+++ EXERCISE INPUT +++

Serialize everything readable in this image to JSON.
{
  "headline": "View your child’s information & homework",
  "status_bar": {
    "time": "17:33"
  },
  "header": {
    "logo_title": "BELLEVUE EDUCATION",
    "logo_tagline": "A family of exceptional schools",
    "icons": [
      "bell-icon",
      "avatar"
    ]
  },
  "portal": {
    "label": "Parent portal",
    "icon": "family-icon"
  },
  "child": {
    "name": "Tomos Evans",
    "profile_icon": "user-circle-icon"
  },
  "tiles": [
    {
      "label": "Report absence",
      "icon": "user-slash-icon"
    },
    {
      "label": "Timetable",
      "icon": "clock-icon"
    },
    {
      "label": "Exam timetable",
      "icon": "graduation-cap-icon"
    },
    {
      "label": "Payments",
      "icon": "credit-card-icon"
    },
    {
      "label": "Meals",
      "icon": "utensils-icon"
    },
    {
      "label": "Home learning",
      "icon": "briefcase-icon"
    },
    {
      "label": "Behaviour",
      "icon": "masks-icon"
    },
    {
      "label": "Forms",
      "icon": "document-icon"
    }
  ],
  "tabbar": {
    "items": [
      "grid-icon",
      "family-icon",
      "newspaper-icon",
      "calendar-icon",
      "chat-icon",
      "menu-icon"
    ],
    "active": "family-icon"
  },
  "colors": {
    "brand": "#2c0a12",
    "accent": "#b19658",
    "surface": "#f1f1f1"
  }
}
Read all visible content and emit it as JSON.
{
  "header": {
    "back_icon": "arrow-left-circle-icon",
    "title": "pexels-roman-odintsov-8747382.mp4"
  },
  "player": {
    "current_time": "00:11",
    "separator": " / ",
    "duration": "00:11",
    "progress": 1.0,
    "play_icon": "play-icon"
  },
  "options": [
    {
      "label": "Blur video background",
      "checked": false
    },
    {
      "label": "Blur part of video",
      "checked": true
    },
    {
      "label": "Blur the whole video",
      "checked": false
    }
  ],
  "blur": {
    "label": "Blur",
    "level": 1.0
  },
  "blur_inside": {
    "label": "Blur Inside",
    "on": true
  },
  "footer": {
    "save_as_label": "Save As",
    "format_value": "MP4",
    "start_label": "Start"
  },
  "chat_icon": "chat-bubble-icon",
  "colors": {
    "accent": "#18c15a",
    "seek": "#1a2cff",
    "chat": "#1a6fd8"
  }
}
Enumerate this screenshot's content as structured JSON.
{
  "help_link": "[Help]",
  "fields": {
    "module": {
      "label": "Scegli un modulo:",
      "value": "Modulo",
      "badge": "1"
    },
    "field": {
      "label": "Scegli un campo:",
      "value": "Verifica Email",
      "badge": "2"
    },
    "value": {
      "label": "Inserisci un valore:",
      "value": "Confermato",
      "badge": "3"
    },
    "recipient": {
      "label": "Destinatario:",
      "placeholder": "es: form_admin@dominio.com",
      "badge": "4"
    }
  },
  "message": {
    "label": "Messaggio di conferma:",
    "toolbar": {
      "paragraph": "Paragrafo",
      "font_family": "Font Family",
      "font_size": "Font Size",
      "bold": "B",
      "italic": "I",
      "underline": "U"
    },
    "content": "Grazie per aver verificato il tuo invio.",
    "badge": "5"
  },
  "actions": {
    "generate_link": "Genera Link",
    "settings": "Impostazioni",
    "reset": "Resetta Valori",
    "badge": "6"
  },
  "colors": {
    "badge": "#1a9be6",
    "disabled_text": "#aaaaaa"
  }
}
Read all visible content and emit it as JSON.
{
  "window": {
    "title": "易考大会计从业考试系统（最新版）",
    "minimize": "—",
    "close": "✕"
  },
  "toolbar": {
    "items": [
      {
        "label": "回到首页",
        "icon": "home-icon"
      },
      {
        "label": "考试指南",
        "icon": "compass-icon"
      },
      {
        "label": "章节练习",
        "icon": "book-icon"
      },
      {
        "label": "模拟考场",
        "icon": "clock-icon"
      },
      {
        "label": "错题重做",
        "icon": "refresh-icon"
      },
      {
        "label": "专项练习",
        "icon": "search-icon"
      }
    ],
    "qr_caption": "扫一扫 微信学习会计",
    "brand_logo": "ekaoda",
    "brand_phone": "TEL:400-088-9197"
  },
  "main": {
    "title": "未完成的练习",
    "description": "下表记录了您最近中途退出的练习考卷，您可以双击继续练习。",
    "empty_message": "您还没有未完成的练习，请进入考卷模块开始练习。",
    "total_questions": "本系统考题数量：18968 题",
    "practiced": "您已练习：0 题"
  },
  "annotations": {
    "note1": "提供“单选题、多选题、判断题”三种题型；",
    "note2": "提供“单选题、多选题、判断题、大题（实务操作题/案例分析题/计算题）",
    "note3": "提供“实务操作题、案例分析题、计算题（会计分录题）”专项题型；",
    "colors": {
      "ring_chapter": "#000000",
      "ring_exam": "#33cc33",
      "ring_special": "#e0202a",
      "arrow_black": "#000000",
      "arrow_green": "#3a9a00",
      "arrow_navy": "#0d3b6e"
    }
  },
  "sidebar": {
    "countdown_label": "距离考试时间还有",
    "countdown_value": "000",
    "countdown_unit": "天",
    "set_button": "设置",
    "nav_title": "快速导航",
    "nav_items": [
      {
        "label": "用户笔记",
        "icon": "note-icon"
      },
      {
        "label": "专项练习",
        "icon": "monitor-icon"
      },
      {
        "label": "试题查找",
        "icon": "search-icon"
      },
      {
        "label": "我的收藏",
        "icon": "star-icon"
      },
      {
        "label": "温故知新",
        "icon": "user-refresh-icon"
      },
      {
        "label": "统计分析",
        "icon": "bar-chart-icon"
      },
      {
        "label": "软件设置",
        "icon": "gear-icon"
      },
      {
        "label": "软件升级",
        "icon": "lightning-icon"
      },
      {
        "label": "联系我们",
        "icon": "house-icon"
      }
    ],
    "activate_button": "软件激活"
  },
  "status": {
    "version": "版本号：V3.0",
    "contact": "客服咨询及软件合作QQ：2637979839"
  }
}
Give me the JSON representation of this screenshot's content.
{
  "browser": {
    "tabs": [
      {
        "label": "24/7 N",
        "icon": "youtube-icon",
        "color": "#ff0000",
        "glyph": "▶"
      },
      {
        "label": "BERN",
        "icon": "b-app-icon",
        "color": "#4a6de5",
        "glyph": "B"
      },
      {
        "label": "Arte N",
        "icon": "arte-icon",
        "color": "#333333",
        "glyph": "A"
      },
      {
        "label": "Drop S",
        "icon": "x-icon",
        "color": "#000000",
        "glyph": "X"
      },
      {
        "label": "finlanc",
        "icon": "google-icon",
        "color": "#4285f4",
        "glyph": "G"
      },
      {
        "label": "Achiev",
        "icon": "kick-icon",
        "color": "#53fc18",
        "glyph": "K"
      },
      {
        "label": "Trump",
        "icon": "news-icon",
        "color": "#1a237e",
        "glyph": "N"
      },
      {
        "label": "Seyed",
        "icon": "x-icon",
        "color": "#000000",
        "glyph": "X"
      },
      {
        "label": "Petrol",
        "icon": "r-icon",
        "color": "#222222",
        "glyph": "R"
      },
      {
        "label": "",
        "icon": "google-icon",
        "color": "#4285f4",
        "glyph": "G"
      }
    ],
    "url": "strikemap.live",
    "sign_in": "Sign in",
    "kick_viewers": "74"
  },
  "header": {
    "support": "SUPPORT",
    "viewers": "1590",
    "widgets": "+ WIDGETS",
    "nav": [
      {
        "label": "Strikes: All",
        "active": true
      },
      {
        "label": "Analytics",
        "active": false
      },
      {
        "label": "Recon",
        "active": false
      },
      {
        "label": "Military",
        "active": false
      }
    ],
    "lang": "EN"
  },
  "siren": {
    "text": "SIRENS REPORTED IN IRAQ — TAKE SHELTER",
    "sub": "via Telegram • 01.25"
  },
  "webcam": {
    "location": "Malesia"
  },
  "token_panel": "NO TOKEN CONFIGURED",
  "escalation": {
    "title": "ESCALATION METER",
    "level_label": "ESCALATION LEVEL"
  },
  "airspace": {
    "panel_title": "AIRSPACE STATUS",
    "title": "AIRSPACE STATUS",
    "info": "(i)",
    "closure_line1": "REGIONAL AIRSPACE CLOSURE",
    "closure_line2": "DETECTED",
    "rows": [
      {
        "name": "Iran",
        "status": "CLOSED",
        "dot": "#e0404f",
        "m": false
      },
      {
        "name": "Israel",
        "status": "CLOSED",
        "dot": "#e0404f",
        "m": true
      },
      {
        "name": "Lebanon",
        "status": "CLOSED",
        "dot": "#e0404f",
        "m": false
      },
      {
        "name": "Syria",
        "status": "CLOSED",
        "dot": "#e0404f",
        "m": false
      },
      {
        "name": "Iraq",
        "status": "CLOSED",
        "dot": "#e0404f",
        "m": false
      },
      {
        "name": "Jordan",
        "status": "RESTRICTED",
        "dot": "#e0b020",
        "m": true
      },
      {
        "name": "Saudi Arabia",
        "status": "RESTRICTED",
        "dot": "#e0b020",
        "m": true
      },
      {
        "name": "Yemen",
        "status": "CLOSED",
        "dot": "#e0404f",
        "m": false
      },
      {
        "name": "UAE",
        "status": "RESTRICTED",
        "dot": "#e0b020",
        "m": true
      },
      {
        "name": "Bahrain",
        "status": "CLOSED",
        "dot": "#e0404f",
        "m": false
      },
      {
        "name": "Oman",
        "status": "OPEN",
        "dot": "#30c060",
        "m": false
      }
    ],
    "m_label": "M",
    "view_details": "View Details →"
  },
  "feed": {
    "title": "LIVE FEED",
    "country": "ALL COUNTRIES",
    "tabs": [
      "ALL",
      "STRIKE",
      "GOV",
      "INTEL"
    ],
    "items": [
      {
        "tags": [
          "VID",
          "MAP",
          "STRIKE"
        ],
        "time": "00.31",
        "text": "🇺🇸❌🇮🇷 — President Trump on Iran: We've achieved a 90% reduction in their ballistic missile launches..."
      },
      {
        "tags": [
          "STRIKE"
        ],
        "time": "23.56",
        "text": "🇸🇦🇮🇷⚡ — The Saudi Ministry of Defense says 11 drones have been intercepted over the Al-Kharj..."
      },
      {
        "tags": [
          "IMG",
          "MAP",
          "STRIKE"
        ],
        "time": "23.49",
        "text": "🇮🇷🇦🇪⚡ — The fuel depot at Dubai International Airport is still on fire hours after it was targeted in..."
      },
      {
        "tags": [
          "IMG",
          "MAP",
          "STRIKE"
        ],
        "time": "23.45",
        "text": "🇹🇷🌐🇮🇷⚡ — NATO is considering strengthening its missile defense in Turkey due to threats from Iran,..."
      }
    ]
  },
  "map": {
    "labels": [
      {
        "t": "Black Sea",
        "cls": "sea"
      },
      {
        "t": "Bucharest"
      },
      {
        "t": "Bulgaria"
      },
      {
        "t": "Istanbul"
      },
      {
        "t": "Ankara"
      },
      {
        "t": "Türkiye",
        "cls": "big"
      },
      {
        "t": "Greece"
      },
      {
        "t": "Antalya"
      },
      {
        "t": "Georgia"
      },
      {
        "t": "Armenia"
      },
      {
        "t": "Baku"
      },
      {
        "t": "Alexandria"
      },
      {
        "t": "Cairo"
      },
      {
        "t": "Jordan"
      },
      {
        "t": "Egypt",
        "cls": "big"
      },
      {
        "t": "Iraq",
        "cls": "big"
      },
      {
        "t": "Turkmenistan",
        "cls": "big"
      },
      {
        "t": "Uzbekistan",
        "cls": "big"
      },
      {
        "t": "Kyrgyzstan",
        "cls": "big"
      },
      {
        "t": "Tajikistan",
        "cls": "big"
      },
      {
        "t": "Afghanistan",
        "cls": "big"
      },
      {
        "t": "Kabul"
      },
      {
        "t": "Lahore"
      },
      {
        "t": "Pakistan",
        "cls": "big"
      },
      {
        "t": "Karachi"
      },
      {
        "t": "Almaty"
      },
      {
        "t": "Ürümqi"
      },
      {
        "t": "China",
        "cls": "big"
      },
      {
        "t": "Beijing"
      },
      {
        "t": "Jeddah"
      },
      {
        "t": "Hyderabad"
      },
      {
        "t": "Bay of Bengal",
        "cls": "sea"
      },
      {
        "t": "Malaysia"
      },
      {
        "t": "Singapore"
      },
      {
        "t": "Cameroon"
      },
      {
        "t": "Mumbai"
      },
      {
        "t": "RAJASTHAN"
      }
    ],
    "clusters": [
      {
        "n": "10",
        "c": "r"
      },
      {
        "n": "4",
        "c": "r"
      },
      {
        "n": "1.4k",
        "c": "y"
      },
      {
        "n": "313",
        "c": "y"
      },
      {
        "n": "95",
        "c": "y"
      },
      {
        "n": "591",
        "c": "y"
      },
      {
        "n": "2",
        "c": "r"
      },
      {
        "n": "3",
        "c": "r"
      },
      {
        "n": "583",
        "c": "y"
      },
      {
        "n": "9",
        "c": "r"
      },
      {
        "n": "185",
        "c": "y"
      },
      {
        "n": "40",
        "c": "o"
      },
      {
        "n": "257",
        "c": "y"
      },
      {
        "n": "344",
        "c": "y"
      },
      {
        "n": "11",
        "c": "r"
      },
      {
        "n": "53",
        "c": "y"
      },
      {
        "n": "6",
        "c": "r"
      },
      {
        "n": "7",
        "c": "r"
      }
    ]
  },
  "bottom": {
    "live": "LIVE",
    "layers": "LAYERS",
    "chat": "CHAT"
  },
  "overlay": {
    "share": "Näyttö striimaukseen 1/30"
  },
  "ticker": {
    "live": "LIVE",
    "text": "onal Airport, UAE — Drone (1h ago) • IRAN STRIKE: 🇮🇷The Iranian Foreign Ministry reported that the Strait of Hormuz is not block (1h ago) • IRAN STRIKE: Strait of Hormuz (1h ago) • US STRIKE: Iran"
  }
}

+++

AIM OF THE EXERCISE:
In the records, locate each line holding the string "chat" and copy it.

ANSWER SECTION:
      "chat-icon",
  "chat_icon": "chat-bubble-icon",
    "chat": "#1a6fd8"
    "chat": "CHAT"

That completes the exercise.